Most folks have a morning ritual with their coffee. Some languor over the morning paper and sip their way from the front page all the way to the funnies; others chug it mindlessly as part of a multi-tasked morning event. But what about the leftover java in the coffeepot? Most folks just toss it down the drain.
Stop! That left-over coffee is nothing short of palatable liquid gold!
Numerous award-winning recipes use coffee as the magic ingredient that blends flavors into full-bodied delectable taste experiences for the tongue. Adding coffee to certain foods creates robust, tantalizing delicacies that are often too tempting for only one helping.
Take a look at the following suggestions for foods that are enhanced by the flavor of coffee. Have a napkin handy; you’ll probably drool.
When your recipe calls for water, use coffee instead. Chocolate Devil’s Food cake is particularly sumptuous when made with coffee. The flavor of chocolate combined with coffee is highly complementary; it’s enticingly delicious and truly sinful.
If you’re not a chocoholic, don’t despair. Try it in other recipes: Cinnamon Coffeecake, Banana Coffeecake, Orange Coffeecake, Caramel Pecan Coffeecake. Beware though: The aroma alone has been known to attract huge crowds. Strangers may show up at your door, begging and salivating.

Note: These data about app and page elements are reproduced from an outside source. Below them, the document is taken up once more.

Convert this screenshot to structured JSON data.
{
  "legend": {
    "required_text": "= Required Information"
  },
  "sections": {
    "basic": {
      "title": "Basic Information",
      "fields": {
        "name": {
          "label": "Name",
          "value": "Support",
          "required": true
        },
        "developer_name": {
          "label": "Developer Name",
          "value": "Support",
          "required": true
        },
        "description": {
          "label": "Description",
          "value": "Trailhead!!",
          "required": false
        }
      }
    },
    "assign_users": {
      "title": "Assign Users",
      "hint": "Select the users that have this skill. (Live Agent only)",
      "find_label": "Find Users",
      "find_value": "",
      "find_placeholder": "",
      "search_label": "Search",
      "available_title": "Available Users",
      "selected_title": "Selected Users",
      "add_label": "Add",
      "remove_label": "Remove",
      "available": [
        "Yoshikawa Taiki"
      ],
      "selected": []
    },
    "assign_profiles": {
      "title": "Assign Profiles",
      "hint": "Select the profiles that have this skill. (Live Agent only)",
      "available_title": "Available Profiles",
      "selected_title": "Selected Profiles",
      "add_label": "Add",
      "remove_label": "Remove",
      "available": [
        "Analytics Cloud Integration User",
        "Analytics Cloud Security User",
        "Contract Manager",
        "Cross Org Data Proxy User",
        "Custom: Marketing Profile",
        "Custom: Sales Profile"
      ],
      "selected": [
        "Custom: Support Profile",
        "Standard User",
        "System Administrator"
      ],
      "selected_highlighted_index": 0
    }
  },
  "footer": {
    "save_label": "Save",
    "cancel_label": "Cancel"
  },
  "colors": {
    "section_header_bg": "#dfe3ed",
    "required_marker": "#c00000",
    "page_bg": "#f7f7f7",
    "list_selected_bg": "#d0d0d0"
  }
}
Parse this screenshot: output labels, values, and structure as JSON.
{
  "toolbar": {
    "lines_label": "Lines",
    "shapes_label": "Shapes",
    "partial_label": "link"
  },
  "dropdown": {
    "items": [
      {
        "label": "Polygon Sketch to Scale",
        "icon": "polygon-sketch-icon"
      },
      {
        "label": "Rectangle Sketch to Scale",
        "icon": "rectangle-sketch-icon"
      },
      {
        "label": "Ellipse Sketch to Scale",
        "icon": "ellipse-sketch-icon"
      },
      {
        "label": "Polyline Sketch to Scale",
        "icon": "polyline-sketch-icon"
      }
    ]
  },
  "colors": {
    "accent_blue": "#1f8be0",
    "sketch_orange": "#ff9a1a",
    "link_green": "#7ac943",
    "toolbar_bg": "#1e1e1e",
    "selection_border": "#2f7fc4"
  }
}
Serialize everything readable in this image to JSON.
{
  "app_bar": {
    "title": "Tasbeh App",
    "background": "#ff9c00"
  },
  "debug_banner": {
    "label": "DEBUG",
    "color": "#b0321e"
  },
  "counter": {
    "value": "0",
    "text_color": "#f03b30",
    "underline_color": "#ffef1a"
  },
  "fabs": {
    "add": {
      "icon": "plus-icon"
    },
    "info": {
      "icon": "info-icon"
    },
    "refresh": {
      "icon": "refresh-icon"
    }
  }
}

Yum. They’re chewy, rich, and dunkable. Substitute coffee for the water then bake as directed. You'll swoon before the very first bite. Carry them to work with you and use them for bartering power; it’s a guarantee your work productivity will increase. Single males looking to attract a female should never leave home without these; the women will flock to them like yuppies to Starbucks.
Use unflavored gelatin and substitute coffee as the liquid. Chill to set. Turn out and slice in squares, top it off with whipped topping, sprinkle with cinnamon and add chocolate shavings as a garnish: A royal treat! You'll be coffee King/Queen for the day.
Beat leftover coffee together with whipped topping. Refrigerate and you’ll have a delicately delicious coffee mousse. Ladies, this is a great treat for those times when you want to settle down with a good book or a chic-flick. Why? It's light, flavorful and soothing if you happen to pull a tear-jerker.
Vary The Drink Experience
Freeze left over coffee in ice trays then add to your coffee for a stimulating, refreshing cold drink. You can sip at your own leisure and savor it slowly because as the cubes melt, your flavor doesn't dilute. Nobody likes watered-down coffee. That stuff's just nasty.
A couple of tablespoons of coffee in your hot cocoa really take the chill off a cold 'brrr' night. Top with whipped cream and you're warm all over; heart, body and soul. Plus, it just smells so darned good – a little aromatherapy perhaps?
Hearty Soups, Stews and Gravies
Add to chili with beans to cut the overpowering acidity of tomato flavor. Some cooks use sugar and beer for this, but try coffee instead for a unique flavor. Girls, this is a real, manly, hearty dish; truly the way to a guy's heart, right through the old esophagus into the gut. You'll probably get a ring on your finger if you serve this. If you're already married, you'll probably just get some gaseous ramifications.
Put a few tablespoons of the brewed beverage into your roast gravy for a richer, full-bodied flavor. This is great for the traditional red-eye gravy used on ham. It’s suspected this was the real reason for the War Between the States. Those southern rascals likely refused to give up the recipe for ham and red-eye. Down South, they consider their recipes as valuable as the gold at Fort Knox.
Steak Rub and Marinade
An all-time favorite use for left-over coffee - use as the base liquid in a marinade for steaks, chops and chicken. Not only will it tenderize, it will add a delicious deep flavor to the meat. Even vegetarians have been known to wrinkle up a wistful nose toward a juicy, coffee-marinated steak, grilled to sizzling perfection.
Speaking of steaks, here's a Texas suggestion for those left-over coffee grounds: It makes an excellent rub when combined with other seasonings like peppercorn, crushed red flaked pepper, onion, garlic, and anything else on your spice rack. It adds a crusty topping that's flavorful but not greasy. Sounds a little strange, but try it. You'll take one bite and probably let out a real cowboy "Yeee-haw!"
Finally, if you’ve exhausted all your culinary options and decided not to Rachel Ray it for the day, you can still put that leftover coffee to good use. Dump it in your yard. Look at the benefits you’ll get from that.
Grow a Garden
Coffee is terrific compost for the garden: Just dump those coffee grounds around the base of your plants to promote growth and keep away those darned slugs that love to eat your plants. Sprinkle spent grounds around your flower beds. Hostas love coffee because the slugs and snails hate it.
Use left-over coffee as an alternative water for plants. Coffee has a high nitrogen count so your plants perk up when fed your leftover perked pot. Instead of chemical fertilizers, feed your plants coffee. You can practice being green (or would that be brown?) and actually enjoy it.
Be diverse, be creative and above all, don't throw it out. That java's expensive.